§ **Required work**
Please return the whole listing. Keep each line exactly the same.

§ **Provided data**
##########

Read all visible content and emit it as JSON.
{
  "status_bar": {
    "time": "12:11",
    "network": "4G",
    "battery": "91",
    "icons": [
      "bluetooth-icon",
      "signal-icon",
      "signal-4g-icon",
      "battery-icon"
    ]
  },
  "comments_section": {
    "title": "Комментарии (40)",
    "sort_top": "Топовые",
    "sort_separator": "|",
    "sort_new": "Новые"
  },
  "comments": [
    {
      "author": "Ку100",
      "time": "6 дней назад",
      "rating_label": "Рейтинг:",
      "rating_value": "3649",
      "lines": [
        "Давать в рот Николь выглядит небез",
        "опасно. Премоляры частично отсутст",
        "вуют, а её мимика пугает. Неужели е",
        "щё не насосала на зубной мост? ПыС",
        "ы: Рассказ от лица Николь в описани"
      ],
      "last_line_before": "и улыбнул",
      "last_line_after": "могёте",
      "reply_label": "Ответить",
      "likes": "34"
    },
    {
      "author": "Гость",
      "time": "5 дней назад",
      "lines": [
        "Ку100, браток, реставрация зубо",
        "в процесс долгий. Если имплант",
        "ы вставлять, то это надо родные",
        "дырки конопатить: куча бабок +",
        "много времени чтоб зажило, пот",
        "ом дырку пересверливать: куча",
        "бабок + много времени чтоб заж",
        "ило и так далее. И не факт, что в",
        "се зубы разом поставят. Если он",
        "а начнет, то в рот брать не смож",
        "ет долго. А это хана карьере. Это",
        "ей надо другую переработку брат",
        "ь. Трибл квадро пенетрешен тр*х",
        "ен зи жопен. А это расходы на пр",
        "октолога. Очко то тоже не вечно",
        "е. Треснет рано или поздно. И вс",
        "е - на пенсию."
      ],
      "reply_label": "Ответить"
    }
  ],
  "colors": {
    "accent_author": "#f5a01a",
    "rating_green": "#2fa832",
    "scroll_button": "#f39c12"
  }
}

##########

§ **Result of this task**
Read all visible content and emit it as JSON.
{
  "status_bar": {
    "time": "12:11",
    "network": "4G",
    "battery": "91",
    "icons": [
      "bluetooth-icon",
      "signal-icon",
      "signal-4g-icon",
      "battery-icon"
    ]
  },
  "comments_section": {
    "title": "Комментарии (40)",
    "sort_top": "Топовые",
    "sort_separator": "|",
    "sort_new": "Новые"
  },
  "comments": [
    {
      "author": "Ку100",
      "time": "6 дней назад",
      "rating_label": "Рейтинг:",
      "rating_value": "3649",
      "lines": [
        "Давать в рот Николь выглядит небез",
        "опасно. Премоляры частично отсутст",
        "вуют, а её мимика пугает. Неужели е",
        "щё не насосала на зубной мост? ПыС",
        "ы: Рассказ от лица Николь в описани"
      ],
      "last_line_before": "и улыбнул",
      "last_line_after": "могёте",
      "reply_label": "Ответить",
      "likes": "34"
    },
    {
      "author": "Гость",
      "time": "5 дней назад",
      "lines": [
        "Ку100, браток, реставрация зубо",
        "в процесс долгий. Если имплант",
        "ы вставлять, то это надо родные",
        "дырки конопатить: куча бабок +",
        "много времени чтоб зажило, пот",
        "ом дырку пересверливать: куча",
        "бабок + много времени чтоб заж",
        "ило и так далее. И не факт, что в",
        "се зубы разом поставят. Если он",
        "а начнет, то в рот брать не смож",
        "ет долго. А это хана карьере. Это",
        "ей надо другую переработку брат",
        "ь. Трибл квадро пенетрешен тр*х",
        "ен зи жопен. А это расходы на пр",
        "октолога. Очко то тоже не вечно",
        "е. Треснет рано или поздно. И вс",
        "е - на пенсию."
      ],
      "reply_label": "Ответить"
    }
  ],
  "colors": {
    "accent_author": "#f5a01a",
    "rating_green": "#2fa832",
    "scroll_button": "#f39c12"
  }
}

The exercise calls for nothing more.